• WHAT YOU WILL DO:
If a line in the entries contains the string "Экструзионная", include that line in your answer.

-- DATA FOR THIS EXERCISE follows --

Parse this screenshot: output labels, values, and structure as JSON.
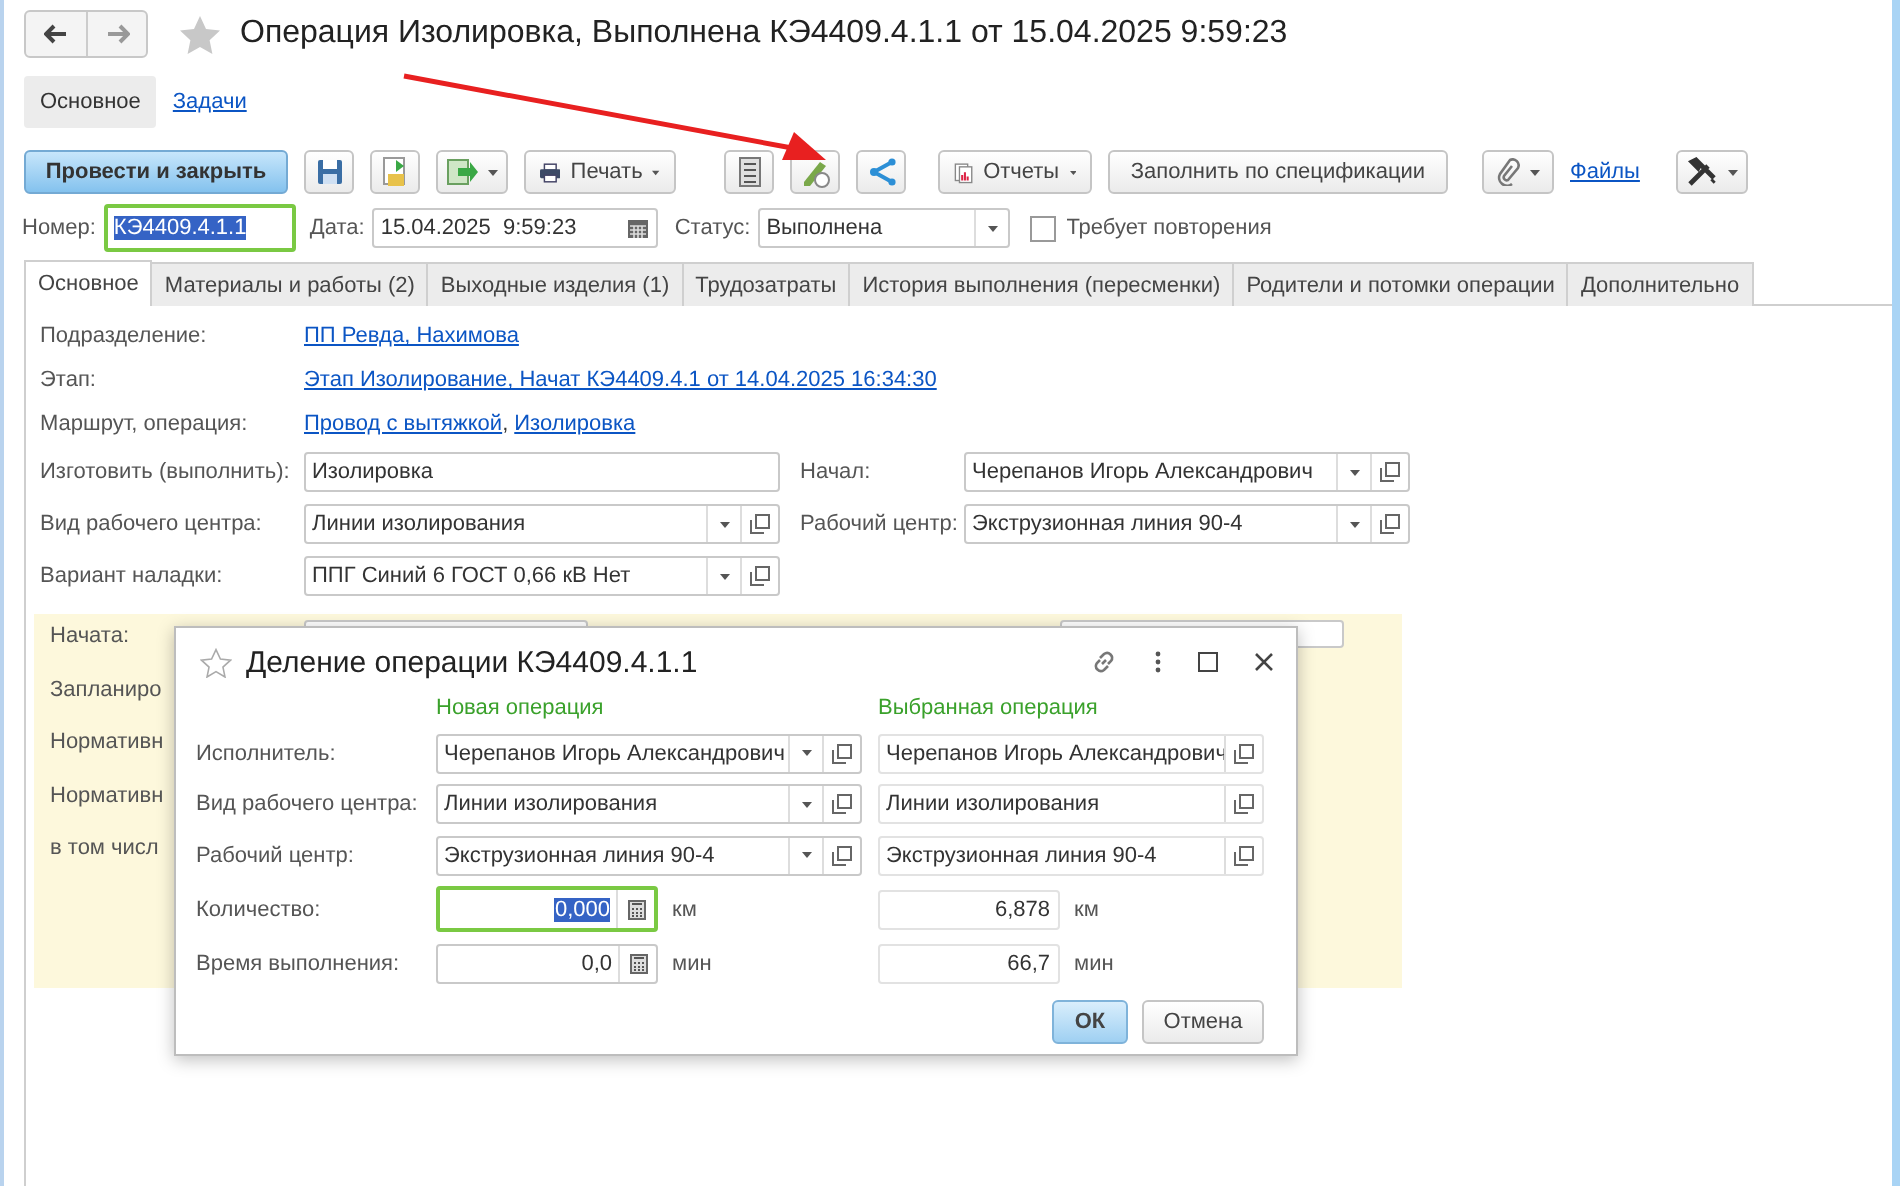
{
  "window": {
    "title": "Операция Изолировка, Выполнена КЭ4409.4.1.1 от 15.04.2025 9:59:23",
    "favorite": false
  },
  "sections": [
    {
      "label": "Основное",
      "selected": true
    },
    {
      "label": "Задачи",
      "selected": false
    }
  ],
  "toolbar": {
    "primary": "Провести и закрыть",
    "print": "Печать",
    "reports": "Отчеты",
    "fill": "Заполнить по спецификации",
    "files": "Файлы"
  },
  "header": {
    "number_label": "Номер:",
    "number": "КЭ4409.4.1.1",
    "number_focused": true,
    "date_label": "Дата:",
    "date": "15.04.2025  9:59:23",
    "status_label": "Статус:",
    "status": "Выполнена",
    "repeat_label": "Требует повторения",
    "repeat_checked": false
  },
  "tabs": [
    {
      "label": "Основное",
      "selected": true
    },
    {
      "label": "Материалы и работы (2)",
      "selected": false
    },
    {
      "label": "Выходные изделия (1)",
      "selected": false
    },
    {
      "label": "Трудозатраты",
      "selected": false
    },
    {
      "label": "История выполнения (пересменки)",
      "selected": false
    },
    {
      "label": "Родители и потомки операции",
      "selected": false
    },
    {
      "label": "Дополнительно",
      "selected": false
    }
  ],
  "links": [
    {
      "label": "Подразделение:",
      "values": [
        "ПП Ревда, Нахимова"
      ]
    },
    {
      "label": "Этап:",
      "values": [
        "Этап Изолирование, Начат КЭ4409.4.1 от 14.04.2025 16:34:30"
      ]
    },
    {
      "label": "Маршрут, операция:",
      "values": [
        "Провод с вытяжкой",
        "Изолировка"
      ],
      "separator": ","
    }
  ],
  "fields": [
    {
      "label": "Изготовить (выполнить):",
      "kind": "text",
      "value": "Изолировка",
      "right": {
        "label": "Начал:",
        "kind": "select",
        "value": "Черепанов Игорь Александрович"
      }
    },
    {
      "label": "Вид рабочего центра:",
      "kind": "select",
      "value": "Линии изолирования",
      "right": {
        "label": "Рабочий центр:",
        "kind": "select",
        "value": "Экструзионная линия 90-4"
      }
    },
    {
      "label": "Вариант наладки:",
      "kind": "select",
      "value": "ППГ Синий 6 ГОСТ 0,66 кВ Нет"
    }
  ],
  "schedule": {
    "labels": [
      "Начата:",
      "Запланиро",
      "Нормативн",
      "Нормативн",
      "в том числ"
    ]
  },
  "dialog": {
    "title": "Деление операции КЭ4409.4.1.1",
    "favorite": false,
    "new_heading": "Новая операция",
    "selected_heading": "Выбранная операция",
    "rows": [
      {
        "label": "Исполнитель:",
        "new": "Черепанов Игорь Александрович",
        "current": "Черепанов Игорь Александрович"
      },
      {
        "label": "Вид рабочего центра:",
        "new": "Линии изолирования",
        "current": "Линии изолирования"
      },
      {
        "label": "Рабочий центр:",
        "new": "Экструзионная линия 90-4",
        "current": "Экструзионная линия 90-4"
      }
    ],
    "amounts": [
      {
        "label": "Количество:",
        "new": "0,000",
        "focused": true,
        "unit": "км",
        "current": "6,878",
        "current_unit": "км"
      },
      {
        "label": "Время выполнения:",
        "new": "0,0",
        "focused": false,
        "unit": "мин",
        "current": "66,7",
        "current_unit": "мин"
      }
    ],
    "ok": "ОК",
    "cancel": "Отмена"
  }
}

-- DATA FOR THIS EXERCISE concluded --

• EXPECTED OUTPUT:
        "value": "Экструзионная линия 90-4"
        "new": "Экструзионная линия 90-4",
        "current": "Экструзионная линия 90-4"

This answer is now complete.